▶ [Work order]:
Pull each line holding "brio" out of the entries below.

▶ [Information supplied]:
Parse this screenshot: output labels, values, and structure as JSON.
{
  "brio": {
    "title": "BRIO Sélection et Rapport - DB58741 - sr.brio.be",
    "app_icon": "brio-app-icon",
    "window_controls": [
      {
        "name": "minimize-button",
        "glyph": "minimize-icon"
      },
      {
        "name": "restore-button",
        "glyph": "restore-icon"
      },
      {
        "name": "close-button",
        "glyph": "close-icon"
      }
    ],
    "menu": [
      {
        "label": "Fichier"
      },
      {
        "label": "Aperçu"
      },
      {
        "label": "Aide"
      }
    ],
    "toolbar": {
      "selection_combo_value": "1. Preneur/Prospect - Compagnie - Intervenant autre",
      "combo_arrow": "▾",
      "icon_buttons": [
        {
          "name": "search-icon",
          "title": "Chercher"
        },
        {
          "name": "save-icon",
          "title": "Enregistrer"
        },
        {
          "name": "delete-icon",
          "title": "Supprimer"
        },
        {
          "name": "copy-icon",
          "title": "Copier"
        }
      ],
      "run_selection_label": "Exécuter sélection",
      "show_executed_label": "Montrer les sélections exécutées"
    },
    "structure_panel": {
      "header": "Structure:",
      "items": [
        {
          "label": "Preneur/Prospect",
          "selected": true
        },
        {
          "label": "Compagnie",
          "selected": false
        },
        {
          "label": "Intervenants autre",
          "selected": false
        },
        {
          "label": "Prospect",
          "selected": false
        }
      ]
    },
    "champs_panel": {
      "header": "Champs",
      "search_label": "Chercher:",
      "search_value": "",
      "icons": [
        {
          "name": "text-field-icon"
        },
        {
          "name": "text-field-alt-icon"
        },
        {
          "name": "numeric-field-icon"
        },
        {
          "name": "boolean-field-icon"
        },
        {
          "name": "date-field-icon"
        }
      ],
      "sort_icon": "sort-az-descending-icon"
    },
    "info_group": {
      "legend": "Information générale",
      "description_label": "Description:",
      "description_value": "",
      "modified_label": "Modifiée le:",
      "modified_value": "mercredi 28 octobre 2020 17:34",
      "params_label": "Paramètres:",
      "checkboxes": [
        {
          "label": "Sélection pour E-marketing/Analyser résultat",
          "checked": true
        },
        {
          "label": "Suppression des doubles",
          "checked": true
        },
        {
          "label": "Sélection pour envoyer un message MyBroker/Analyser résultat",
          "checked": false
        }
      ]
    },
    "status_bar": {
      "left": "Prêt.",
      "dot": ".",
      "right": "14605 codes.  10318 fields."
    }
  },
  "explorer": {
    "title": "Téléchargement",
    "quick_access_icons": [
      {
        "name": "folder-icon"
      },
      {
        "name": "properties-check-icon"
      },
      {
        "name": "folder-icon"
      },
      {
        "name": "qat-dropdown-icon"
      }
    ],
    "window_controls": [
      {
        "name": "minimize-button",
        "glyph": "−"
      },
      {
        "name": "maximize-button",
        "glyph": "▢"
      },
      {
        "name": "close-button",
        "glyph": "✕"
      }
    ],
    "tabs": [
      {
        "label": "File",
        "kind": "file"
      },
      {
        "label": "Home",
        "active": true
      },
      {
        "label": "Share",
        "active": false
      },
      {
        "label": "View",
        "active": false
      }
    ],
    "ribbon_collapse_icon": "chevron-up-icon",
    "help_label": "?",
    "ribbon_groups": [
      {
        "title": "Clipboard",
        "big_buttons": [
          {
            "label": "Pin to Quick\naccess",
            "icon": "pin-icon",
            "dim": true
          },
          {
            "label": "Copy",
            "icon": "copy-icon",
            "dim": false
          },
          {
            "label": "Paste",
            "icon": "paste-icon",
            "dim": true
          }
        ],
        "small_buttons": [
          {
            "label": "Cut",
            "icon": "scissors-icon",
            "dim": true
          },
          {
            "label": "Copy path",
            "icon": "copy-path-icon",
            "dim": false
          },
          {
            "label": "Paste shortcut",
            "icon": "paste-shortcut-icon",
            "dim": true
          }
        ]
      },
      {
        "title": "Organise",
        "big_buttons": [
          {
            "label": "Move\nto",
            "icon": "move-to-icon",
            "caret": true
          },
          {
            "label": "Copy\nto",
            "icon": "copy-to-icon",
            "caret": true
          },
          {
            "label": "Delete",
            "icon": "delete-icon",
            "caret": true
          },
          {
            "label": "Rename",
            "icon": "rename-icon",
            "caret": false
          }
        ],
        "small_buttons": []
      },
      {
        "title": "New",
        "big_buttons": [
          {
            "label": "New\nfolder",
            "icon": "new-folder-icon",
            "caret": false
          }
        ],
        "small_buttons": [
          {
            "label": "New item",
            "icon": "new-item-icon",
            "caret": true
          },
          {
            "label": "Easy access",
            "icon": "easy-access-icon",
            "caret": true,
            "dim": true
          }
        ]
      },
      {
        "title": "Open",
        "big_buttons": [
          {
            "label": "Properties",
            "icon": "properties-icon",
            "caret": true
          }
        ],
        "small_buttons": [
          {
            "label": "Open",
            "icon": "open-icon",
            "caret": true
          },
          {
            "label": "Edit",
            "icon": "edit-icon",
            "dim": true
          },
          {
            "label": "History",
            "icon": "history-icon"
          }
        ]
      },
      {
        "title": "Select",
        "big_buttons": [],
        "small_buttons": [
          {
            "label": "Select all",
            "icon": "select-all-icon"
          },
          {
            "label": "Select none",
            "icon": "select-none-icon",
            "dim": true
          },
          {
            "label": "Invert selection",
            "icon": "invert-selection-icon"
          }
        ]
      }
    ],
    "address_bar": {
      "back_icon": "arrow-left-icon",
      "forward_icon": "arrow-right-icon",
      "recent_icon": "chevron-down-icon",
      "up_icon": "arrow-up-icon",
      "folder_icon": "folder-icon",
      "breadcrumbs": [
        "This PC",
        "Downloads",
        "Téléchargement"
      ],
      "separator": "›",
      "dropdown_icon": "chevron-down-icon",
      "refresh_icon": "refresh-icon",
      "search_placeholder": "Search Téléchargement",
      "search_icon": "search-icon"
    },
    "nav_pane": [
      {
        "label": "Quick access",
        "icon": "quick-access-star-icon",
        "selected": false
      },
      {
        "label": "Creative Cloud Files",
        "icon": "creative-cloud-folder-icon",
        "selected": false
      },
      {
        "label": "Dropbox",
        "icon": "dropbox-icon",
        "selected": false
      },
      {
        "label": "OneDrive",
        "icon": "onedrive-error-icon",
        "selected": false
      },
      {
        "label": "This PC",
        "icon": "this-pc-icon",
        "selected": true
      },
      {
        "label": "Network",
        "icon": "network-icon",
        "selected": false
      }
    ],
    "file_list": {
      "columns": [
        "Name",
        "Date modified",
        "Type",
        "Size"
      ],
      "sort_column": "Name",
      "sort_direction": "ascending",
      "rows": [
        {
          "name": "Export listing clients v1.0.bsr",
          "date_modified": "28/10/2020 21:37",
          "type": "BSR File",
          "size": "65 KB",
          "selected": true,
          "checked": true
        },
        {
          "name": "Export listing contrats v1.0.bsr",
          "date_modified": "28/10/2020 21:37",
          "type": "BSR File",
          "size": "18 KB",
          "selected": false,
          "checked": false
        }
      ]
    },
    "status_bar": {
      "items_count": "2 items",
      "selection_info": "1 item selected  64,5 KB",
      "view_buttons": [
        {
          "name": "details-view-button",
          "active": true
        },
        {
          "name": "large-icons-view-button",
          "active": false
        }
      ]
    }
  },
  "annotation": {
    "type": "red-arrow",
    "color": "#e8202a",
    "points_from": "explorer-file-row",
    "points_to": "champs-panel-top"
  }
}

▶ [Task solution]:
  "brio": {
    "title": "BRIO Sélection et Rapport - DB58741 - sr.brio.be",
    "app_icon": "brio-app-icon",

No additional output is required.